Kerry James Marshall, Voyager, 1992

Kerry James Marshall, Voyager, 1992, acrylic and collage on canvas, Corcoran Collection (Gift of the Women’s Committee of the Corcoran Gallery of Art), 2014.79.52

Observation and Discussion

  1. There are many symbolic details in this painting. Ask students to identify at least four details that stand out. What do these details suggest about this voyage?
  2. Some details, such as the geometric drawing on the sail, and the number 7 floating beside it, are references to symbols in Vodou, a religion practiced in Haitian communities. Discuss as a class: Why might the artist have included these details in this painting? What impact would it have to use symbols only certain groups would understand?

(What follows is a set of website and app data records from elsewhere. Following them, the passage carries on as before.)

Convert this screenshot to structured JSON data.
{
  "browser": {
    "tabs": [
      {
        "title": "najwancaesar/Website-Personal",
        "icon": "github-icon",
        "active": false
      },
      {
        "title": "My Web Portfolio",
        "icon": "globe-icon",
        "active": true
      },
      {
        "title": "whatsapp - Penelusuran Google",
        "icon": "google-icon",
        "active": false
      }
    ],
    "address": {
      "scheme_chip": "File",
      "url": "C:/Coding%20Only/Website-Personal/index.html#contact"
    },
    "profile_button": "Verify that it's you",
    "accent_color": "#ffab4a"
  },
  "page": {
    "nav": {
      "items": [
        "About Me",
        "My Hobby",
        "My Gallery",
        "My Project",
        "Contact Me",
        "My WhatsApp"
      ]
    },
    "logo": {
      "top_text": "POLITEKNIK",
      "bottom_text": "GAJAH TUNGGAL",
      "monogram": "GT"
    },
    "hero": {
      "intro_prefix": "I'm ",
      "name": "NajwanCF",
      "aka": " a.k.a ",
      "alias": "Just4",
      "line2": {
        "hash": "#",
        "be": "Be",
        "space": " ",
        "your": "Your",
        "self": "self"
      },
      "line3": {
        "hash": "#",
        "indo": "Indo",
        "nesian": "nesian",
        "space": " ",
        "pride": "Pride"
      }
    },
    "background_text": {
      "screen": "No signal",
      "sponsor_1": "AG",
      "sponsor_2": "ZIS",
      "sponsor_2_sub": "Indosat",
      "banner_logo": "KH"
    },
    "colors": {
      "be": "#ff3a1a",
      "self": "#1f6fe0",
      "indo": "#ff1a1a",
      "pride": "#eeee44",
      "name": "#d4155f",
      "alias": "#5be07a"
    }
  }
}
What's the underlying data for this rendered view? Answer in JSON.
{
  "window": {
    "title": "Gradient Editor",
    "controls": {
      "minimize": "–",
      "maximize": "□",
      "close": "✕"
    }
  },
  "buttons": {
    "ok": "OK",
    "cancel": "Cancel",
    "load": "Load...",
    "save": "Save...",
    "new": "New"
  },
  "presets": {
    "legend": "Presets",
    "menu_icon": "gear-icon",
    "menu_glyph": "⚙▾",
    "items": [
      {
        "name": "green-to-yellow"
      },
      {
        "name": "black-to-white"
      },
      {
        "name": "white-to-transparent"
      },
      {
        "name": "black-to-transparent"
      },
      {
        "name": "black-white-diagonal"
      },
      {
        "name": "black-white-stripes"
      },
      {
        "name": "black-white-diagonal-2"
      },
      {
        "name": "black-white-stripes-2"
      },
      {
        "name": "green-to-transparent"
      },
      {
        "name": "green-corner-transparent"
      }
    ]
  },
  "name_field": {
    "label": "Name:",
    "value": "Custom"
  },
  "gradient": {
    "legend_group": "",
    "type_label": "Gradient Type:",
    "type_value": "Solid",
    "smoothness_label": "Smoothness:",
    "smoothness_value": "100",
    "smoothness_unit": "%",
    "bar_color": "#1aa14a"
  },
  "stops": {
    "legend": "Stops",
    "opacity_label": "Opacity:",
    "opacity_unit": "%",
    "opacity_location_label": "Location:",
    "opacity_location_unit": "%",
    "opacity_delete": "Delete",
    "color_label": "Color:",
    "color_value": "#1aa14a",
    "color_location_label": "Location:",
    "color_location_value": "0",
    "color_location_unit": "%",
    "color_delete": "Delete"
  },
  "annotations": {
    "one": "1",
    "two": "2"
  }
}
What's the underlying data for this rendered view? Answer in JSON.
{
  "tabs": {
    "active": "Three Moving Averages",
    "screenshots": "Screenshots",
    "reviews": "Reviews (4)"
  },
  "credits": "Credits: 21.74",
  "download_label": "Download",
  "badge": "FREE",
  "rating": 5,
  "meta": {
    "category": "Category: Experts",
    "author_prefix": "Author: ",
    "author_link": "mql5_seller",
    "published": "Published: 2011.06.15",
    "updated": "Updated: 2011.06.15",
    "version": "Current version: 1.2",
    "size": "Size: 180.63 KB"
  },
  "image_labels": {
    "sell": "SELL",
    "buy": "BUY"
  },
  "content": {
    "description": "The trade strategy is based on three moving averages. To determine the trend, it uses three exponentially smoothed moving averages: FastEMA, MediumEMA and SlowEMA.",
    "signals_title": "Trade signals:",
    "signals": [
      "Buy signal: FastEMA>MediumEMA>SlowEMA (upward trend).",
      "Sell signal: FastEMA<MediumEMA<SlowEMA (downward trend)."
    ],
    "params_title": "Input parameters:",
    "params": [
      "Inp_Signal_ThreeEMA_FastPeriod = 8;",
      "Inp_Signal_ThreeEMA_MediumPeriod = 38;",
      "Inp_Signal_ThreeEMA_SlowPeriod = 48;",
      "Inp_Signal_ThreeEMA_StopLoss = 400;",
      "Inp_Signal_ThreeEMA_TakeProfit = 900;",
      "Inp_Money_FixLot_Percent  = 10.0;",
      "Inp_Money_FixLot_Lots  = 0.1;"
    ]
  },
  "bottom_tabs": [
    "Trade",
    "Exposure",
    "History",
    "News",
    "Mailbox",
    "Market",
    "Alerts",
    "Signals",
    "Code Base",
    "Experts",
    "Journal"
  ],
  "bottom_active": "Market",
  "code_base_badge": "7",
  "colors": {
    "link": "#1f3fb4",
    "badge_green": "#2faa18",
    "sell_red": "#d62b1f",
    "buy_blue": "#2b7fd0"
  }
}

This painting is a reference to the Wanderer, a slave ship that transported individuals from West Africa to the United States in 1858—after the practice of the transatlantic slave trade had been legally banned.

Have students do some research on the itinerary and fate of the Wanderer, using NEH’s Slave Voyages Project database.

  1. Explore the map charting the volume and direction of the transatlantic slave trade from African regions to the Americas. What conclusions can you draw about the development of Black communities in the Americas from looking at this map?
  2. In the People of the Atlantic Slave Trade database, students should enter Wanderer in the ship name field of the Itinerary dropdown. What information can you gather about the individuals aboard the ship?
  3. In the same People of the Atlantic Slave Trade database, students should explore a variety of disembarkation ports in North America, the Caribbean, and Brazil (under the Itinerary dropdown). What observations can you make about captives’ fates based on the locations where they ended up?

Students can extend this exercise to consider:

  • the further relocation of individuals from the original point of disembarkation to other states or countries. Use the Inter-American database.
  • the varying fates of slave voyages. Under the Trans-Atlantic Slave Trade dropdown, students can search voyages based on outcomes—successful insurrections, thwarted insurrections, ships attacked from shore, etc.

What new insights can you share about the evolution of the slave trade? How do these new understandings influence your interpretation of Marshall’s painting?


  • How does this painting compare to Aaron Douglas’s Into Bondage? Consider the historical context of each painting’s creation, in the early 20th century vs. the late 20th century. What feelings does each painting evoke? Which do you find more powerful and why?